Our staff add value to public sector effectiveness and the independent assurance of public sector administration and accountability, applying our professional and technical leadership to have a real impact on real issues.
The objective of this audit was to examine the effectiveness of the design and implementation of the Department of the Prime Minister and Cabinet’s (PM&C’s) evaluation framework for the Indigenous Advancement Strategy (IAS), in achieving its purpose to ensure that evaluation is high quality, ethical, inclusive and focused on improving outcomes for Indigenous Australians.
This report focuses on the results of the interim audits, including an assessment of entities’ key internal controls, supporting the 2018–19 financial statements audits. It examines 26 entities, including all departments of state and a number of major Australian government entities. The entities included in the report are selected on the basis of their contribution to the income, expenses, assets and liabilities of the 2017–18 Consolidated Financial Statements of the Australian Government (CFS). Significant and moderate findings arising from the interim audits are reported to the responsible Minister(s), and all findings are reported to those charged with governance of each entity.
The objective of this audit was to assess the effectiveness of the Department of Social Services’ role in implementing the National Plan to Reduce Violence Against Women and their Children 2010–2022 (the National Plan).
The objective of the audit was to assess whether the Department of Infrastructure, Regional Development and Cities had designed and implemented appropriate governance and administration arrangements for the transition and delivery of sustainable reforms to services on Norfolk Island.
The objective of the audit was to assess the effectiveness and value for money of Defence’s acquisition of a Battle Management System and a Tactical Communications Network through Land 200 Tranche 2 Work Packages B–D.
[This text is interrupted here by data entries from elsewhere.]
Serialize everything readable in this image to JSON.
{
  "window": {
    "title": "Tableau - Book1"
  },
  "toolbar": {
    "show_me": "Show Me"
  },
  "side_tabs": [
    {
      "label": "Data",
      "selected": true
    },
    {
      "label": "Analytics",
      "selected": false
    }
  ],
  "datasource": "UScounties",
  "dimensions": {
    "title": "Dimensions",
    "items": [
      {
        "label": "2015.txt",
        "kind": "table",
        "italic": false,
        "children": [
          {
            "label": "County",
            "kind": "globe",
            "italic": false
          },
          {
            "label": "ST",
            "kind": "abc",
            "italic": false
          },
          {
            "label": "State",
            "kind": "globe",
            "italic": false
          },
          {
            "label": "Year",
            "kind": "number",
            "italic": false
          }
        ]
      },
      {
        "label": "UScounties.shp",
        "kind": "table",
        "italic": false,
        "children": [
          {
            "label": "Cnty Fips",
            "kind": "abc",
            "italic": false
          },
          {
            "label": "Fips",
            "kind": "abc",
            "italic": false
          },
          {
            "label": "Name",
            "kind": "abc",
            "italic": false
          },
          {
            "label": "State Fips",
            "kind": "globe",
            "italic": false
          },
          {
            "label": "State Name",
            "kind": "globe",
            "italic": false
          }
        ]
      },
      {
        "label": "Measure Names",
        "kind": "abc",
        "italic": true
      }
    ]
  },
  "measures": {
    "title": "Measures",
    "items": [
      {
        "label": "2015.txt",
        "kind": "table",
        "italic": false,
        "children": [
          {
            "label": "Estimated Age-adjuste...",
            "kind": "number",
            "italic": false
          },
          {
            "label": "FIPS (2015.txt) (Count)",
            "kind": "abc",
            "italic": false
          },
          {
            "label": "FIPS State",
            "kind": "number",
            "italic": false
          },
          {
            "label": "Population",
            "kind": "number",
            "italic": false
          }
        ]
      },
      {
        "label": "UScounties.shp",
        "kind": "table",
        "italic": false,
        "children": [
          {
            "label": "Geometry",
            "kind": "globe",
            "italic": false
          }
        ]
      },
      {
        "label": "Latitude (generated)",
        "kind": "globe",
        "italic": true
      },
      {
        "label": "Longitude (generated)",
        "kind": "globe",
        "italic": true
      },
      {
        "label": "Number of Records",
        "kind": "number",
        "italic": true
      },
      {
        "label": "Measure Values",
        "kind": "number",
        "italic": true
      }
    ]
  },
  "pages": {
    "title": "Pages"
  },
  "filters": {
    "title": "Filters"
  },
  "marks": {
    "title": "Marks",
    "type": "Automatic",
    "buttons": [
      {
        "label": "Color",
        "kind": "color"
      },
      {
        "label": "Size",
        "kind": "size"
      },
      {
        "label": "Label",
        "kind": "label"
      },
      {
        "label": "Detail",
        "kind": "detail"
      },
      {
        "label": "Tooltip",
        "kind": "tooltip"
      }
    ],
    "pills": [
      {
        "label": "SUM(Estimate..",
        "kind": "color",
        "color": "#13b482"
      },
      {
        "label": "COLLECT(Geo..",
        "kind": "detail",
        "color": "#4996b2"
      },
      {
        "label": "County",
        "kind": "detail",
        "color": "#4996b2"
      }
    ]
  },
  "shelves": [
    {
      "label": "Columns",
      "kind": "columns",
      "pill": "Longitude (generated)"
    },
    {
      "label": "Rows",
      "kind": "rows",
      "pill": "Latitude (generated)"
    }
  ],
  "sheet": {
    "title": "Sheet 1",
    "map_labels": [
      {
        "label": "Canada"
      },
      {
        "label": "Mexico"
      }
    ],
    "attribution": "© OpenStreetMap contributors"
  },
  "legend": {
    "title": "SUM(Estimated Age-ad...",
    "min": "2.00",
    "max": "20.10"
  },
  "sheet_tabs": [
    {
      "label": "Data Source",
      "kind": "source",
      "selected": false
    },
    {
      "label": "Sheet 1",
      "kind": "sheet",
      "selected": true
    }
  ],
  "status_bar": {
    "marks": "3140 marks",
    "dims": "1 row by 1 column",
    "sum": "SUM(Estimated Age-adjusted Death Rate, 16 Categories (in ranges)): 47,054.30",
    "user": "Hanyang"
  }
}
This edition of audit insights outlines key messages from a series of recent audits examining the effectiveness of governance boards in four corporate Commonwealth entities. The audit observations from this series of audits relate primarily to the ‘soft’ attributes of effective governance such as relationships, behaviours and culture, while also recognising the important interplay with the ‘hard’ attributes of governance such as board composition, appointment processes and independence. The key messages may be relevant for the operations of other Commonwealth boards as well as broader governance arrangements in Commonwealth entities.